November 11th seems like just another day on the calendar. But for Veterans and their families, it holds special significance. Veterans Day is our nation’s annual recognition of our military members and their service. But November 11th hasn’t always been Veterans Day. Indeed, the way the US has chosen to recognize this day has changed significantly over the last century.

The War To End All Wars

The First World War was a cruel and terrible conflict for all involved. Over four long, bloody years between 1914 and 1918, entire generations of young men met their end in the trenches of wartime western Europe. While the United States entered the conflict in April of 1917, the US and its military service members still sustained terrible casualties. The guns finally silenced on November 11th, 1918, as the combatant nations announced a cease-fire. While the peace wasn’t actually struck until mid-1919, many considered the war over on the day of the Armistice in November. November 11th had a sort of cultural staying power that the signing of the peace treaty did not have. President Woodrow Wilson declared November 11, 1919 as the first commemoration of Armistice Day, to include events like parades, public gatherings and a moment of silence at 11:00 AM. For 19 years, Americans recognized the day in one way or another, when in 1938 Congress passed an act that made November 11th, Armistice Day, a legal federal holiday.

WWII & The Korean War

WWII and the Korean War again saw American soldiers traveling to the far-flung corners of the world. The Second World War put nearly 16 million people into uniform to battle the fascist forces of Nazi Germany, Fascist Italy, and Imperial Japan. It was the single largest mobilization of military forces in American history. When, five years later in 1950, conflict erupted in the Korean Peninsula, another 5.7 million service members took up arms to halt the spread of communist North Korea into South Korea. These two conflicts caused a rapid increase in the size of the veteran population in the United States.

Becoming Veterans Day

With this inflated population came greater activism on the part of veterans and veterans’ service organizations. In the 1950s, there was a growing movement to recognize the service of veterans of conflicts across all eras of American history.

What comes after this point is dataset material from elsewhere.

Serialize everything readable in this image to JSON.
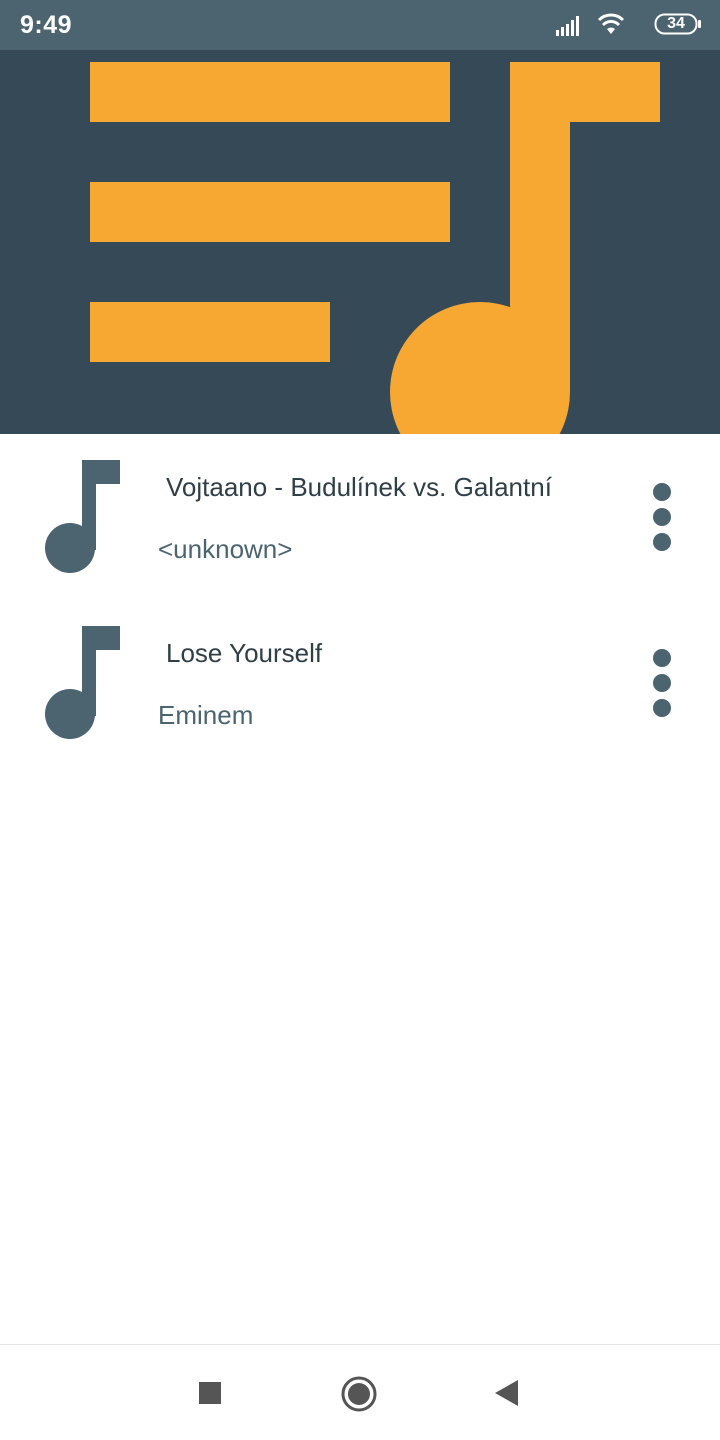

In 1954, these veterans organizations effectively lobbied Congress for this recognition. Congress revised the 1938 act, amending the language and removing “Armistice” from the November 11th day of recognition, and replacing it with “Veterans” instead. President Dwight D. Eisenhower, himself a career military veteran, signed the legislation in June of that year. This move made November 11th a day to honor all American veterans from all of the nation’s wars.

The observance of Veterans Day on November 11th would change briefly in the late 1960s, as Congress expressed an interest in providing Americans more 3 day weekends, similar to the long weekends provided by Memorial Day, Washington’s Birthday, and Columbus Day. Veterans day was moved from November 11th to the fourth Monday in October. While the day was officially moved, many communities across the United States continued to recognize the 11th as Veterans Day. In 1975, President Gerald Ford, a Navy veteran from WWII, moved Veterans back to its original date of November 11th.

Honoring Those Who Served

Today, Veterans Day continues to be observed as a way to thank the nation’s military service members and veterans. Communities often hold parades, ceremonies, and other events as part of the day’s observances. November 11th is observed similarly in other places across the globe. Canada, Australia, Great Britain and France all commemorate the veterans of the First and Second World Wars on November 11th, often taking two minutes of silence at 11:00 AM on November 11th.

Patriot Angels is proud to honor our veterans on November 11th and every other day of the year. If you or your loved one is applying for the Aid and Attendance pension, let us help you. We’ve been expertly navigating the veteran services VA Benefit system for years, and can help get your veteran the assistance they need for their long-term care. Contact us today, and see how we can help you.